It is obvious that meeting suggests the government ignores the constitution under which it exists. The more startling point is that, as I have argued in the past, the government exists only in a very generic sense.
Coming at a time that the entire country and the rest of the world was aghast at the Abuja bombing and the scandalous abduction of some 239 girls, the meeting was a veritable demonstration of why the government is dysfunctional and ineffective.
It shows that the Nigeria government does not understand that it is defined first by a set of laws, and then by public expectation.
This misunderstanding is why the government does things that breach the law; things that breach common sense; and things that breach the expectations of the people.

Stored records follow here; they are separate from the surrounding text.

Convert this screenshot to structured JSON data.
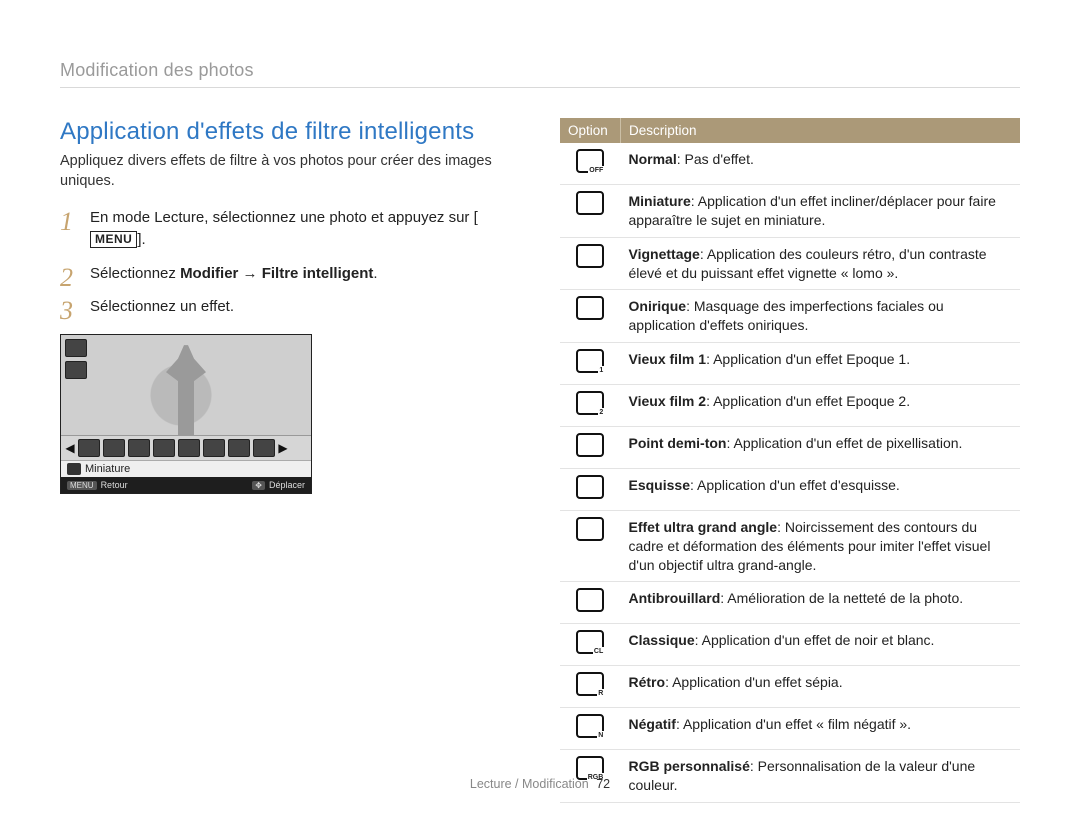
{
  "running_head": "Modification des photos",
  "section_title": "Application d'effets de filtre intelligents",
  "lead": "Appliquez divers effets de filtre à vos photos pour créer des images uniques.",
  "steps": {
    "s1_a": "En mode Lecture, sélectionnez une photo et appuyez sur ",
    "s1_menu": "MENU",
    "s1_b": ".",
    "s2_a": "Sélectionnez ",
    "s2_bold": "Modifier → Filtre intelligent",
    "s2_b": ".",
    "s3": "Sélectionnez un effet."
  },
  "lcd": {
    "selected_label": "Miniature",
    "foot_left_key": "MENU",
    "foot_left": "Retour",
    "foot_right_key": "✥",
    "foot_right": "Déplacer"
  },
  "table": {
    "h1": "Option",
    "h2": "Description",
    "rows": [
      {
        "sub": "OFF",
        "bold": "Normal",
        "rest": ": Pas d'effet."
      },
      {
        "sub": "",
        "bold": "Miniature",
        "rest": ": Application d'un effet incliner/déplacer pour faire apparaître le sujet en miniature."
      },
      {
        "sub": "",
        "bold": "Vignettage",
        "rest": ": Application des couleurs rétro, d'un contraste élevé et du puissant effet vignette « lomo »."
      },
      {
        "sub": "",
        "bold": "Onirique",
        "rest": ": Masquage des imperfections faciales ou application d'effets oniriques."
      },
      {
        "sub": "1",
        "bold": "Vieux film 1",
        "rest": ": Application d'un effet Epoque 1."
      },
      {
        "sub": "2",
        "bold": "Vieux film 2",
        "rest": ": Application d'un effet Epoque 2."
      },
      {
        "sub": "",
        "bold": "Point demi-ton",
        "rest": ": Application d'un effet de pixellisation."
      },
      {
        "sub": "",
        "bold": "Esquisse",
        "rest": ": Application d'un effet d'esquisse."
      },
      {
        "sub": "",
        "bold": "Effet ultra grand angle",
        "rest": ": Noircissement des contours du cadre et déformation des éléments pour imiter l'effet visuel d'un objectif ultra grand-angle."
      },
      {
        "sub": "",
        "bold": "Antibrouillard",
        "rest": ": Amélioration de la netteté de la photo."
      },
      {
        "sub": "CL",
        "bold": "Classique",
        "rest": ": Application d'un effet de noir et blanc."
      },
      {
        "sub": "R",
        "bold": "Rétro",
        "rest": ": Application d'un effet sépia."
      },
      {
        "sub": "N",
        "bold": "Négatif",
        "rest": ": Application d'un effet « film négatif »."
      },
      {
        "sub": "RGB",
        "bold": "RGB personnalisé",
        "rest": ": Personnalisation de la valeur d'une couleur."
      }
    ]
  },
  "footer": {
    "section": "Lecture / Modification",
    "page": "72"
  }
}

The “expanded” Security Council meeting breached the law, just as Jonathan and his party breached common sense by holding their infamous Kano rally just after the Nyanya bombing, and just as the government breached the expectations of the public by embarking on meetings in Abuja when the entire world was waiting for an active search for the abducted girls in Borno.
Predictably, when Mr. Jonathan’s meeting was over last Thursday, the government vowed to find the girls, as if it took an unwieldy meeting of dignitaries in Abuja to prepare a vow.

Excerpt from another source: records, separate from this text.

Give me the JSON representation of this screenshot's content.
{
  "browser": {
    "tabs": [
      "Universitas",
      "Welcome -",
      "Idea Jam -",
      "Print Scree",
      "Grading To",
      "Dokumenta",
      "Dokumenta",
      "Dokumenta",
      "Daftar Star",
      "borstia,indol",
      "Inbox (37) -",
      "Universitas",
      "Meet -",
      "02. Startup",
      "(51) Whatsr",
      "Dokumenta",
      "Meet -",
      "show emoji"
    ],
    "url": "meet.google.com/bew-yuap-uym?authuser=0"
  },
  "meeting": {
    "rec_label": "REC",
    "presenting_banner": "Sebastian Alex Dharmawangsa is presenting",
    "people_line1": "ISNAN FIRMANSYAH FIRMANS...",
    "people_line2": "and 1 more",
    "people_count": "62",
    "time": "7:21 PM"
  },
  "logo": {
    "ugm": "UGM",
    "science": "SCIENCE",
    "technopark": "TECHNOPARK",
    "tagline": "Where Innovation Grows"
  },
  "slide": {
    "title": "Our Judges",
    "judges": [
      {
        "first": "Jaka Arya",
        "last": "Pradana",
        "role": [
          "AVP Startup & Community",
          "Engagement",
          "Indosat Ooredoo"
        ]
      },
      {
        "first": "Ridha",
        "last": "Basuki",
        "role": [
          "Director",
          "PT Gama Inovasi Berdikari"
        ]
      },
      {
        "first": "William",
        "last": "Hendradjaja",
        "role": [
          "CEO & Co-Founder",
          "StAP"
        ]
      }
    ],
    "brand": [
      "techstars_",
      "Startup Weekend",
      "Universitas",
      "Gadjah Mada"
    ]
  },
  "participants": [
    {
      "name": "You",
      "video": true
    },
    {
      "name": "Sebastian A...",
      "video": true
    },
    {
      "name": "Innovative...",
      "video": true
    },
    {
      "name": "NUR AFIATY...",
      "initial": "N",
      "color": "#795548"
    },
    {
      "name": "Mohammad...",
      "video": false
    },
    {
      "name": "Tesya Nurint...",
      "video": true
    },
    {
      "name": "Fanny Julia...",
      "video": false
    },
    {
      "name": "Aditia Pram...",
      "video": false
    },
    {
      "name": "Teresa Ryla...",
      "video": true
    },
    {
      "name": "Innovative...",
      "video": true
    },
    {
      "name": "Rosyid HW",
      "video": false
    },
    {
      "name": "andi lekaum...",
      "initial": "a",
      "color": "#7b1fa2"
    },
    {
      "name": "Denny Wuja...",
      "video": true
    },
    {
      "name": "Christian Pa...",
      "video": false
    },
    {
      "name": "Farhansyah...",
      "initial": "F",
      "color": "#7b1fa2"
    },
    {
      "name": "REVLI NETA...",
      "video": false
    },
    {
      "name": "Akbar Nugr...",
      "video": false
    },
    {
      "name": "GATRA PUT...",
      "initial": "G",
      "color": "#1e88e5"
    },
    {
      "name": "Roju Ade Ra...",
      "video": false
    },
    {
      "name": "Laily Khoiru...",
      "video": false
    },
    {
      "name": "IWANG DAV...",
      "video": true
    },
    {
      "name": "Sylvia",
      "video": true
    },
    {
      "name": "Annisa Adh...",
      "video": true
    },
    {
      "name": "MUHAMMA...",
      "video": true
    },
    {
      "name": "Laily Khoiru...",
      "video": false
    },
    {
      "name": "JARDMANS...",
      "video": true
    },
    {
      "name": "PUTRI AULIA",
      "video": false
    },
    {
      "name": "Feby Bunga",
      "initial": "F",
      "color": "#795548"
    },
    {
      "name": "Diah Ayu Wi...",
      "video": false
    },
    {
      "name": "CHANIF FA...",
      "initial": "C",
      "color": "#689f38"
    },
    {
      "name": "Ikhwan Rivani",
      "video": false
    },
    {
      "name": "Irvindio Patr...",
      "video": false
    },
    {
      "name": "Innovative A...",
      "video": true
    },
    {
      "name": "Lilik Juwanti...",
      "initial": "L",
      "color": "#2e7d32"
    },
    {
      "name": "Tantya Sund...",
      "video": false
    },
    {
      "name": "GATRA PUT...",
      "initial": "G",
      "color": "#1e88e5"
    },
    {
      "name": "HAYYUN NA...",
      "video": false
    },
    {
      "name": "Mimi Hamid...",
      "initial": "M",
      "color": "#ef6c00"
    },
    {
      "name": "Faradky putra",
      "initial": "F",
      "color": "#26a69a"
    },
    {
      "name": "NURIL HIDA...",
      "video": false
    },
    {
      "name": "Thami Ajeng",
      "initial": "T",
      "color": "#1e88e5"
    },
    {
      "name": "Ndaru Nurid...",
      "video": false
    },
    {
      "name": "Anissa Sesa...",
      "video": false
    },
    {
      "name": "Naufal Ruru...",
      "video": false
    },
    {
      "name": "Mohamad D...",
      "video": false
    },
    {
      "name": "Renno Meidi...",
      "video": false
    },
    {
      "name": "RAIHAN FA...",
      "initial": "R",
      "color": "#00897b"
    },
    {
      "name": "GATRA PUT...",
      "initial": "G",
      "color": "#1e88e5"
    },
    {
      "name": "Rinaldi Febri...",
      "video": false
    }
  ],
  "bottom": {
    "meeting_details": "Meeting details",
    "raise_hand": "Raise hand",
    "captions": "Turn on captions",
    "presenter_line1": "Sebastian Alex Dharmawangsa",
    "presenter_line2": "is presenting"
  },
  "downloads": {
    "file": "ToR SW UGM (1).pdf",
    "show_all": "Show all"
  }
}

By that time, the girls had endured 10 days in the hands of their abductors, while the government sat on theirs. Mr. Jonathan was not overheard warning anyone not to touch a hair on the head of any of those citizens.

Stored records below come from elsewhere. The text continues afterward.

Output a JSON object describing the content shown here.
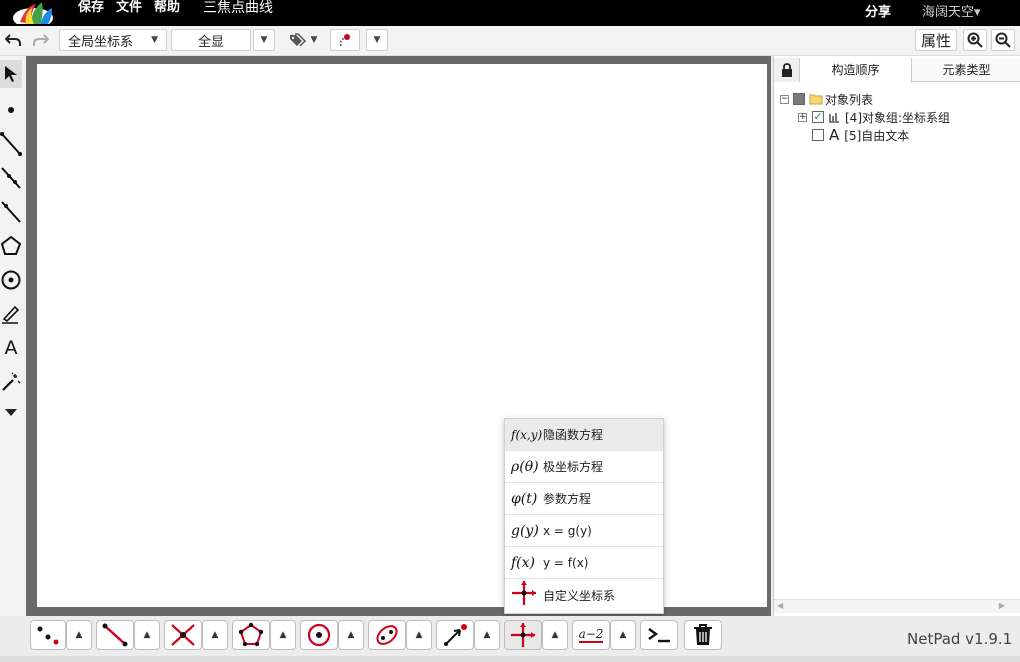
{
  "topbar": {
    "menu": [
      "保存",
      "文件",
      "帮助"
    ],
    "doc_title": "三焦点曲线",
    "share": "分享",
    "user": "海阔天空▾"
  },
  "toolbar": {
    "coord_select": "全局坐标系",
    "show_select": "全显",
    "properties": "属性"
  },
  "left_tools": [
    "select-arrow-icon",
    "point-icon",
    "segment-icon",
    "ray-icon",
    "line-icon",
    "polygon-icon",
    "circle-icon",
    "pen-icon",
    "text-tool-icon",
    "magic-icon",
    "more-caret-icon"
  ],
  "left_text_tool": "A",
  "right_panel": {
    "tabs": [
      "构造顺序",
      "元素类型"
    ],
    "tree": {
      "root": "对象列表",
      "item1": "[4]对象组:坐标系组",
      "item2_glyph": "A",
      "item2": "[5]自由文本"
    }
  },
  "popup_menu": [
    {
      "icon": "f(x,y)",
      "label": "隐函数方程"
    },
    {
      "icon": "ρ(θ)",
      "label": "极坐标方程"
    },
    {
      "icon": "φ(t)",
      "label": "参数方程"
    },
    {
      "icon": "g(y)",
      "label": "x = g(y)"
    },
    {
      "icon": "f(x)",
      "label": "y = f(x)"
    },
    {
      "icon": "axes-icon",
      "label": "自定义坐标系"
    }
  ],
  "bottom_tools": [
    "points-icon",
    "segment-tool-icon",
    "intersect-icon",
    "polygon-tool-icon",
    "circle-tool-icon",
    "conic-icon",
    "vector-icon",
    "coordinate-icon",
    "expression-icon",
    "console-icon",
    "trash-icon"
  ],
  "bottom_expression_glyph": "a−2",
  "version": "NetPad v1.9.1",
  "colors": {
    "accent_red": "#d0021b",
    "canvas_border": "#6a6a6a",
    "check_green": "#2e8b2e"
  }
}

By that time, the families of the girls had been through a lifetime of torment waiting for the government to do something. Many of the hurting parents had ventured into the Sambisa forests on their own, demonstrating the courage and the commitment that are lacking in their government.
We have to hope that it is not too late. The abduction is an extraordinary story; it is very unusual that in a territory under a state of emergency, someone would walk and take what is the equivalent of an entire village of young women.
Now that the government has vowed to rescue the girls, what follows? The vow came after the abductors had been awarded two working weeks to work with. We are now assuming that the entire village of girls is still in one location. We are assuming that they have not been distributed to various Boko Haram leaders or republics in three or four Nigerian States, or in three or four countries. We assume they are all still alive.
The vow also comes from a government that is rather lavish with vows and promises. In May 2012, I documented some of Mr. Jonathan’s vows.
Equally important, Mr. Jonathan has not made himself memorable as a man who sets up a committee and actually implements its recommendations. He seems persuaded that all he needs to do to deal with a problem is to confer the illusion of action by setting up a committee. It is business as usual.
Fortunately, the World Economic Forum next week means there will be closer attention to Nigeria than ever before, a factor one hopes will help the government to understand that responsibility, not power, is the objective of governance.
What Boko Haram has achieved with the abduction of the Chibok girls is to put in play a game of chess in which the Nigerian government and its military, security and intelligence communities have been made to look very ugly.
But this is no joke, and Abuja must understand that nothing short of bringing all those girls back alive and unharmed will improve that image. What the government must do now is to swiftly reach out to Nigeria’s friends and allies who have the appropriate resources, towards ensuring this story can end with some happiness. Actually, that should have happened two weeks ago.
This is a matter that unites Nigerians and their resources, and the government should work to deploy our common nationality and humanity in that direction.
– This Best Outside Opinion was written by Sonala Olumhense. Follow this writer on Twitter: @Sonala.Olumhense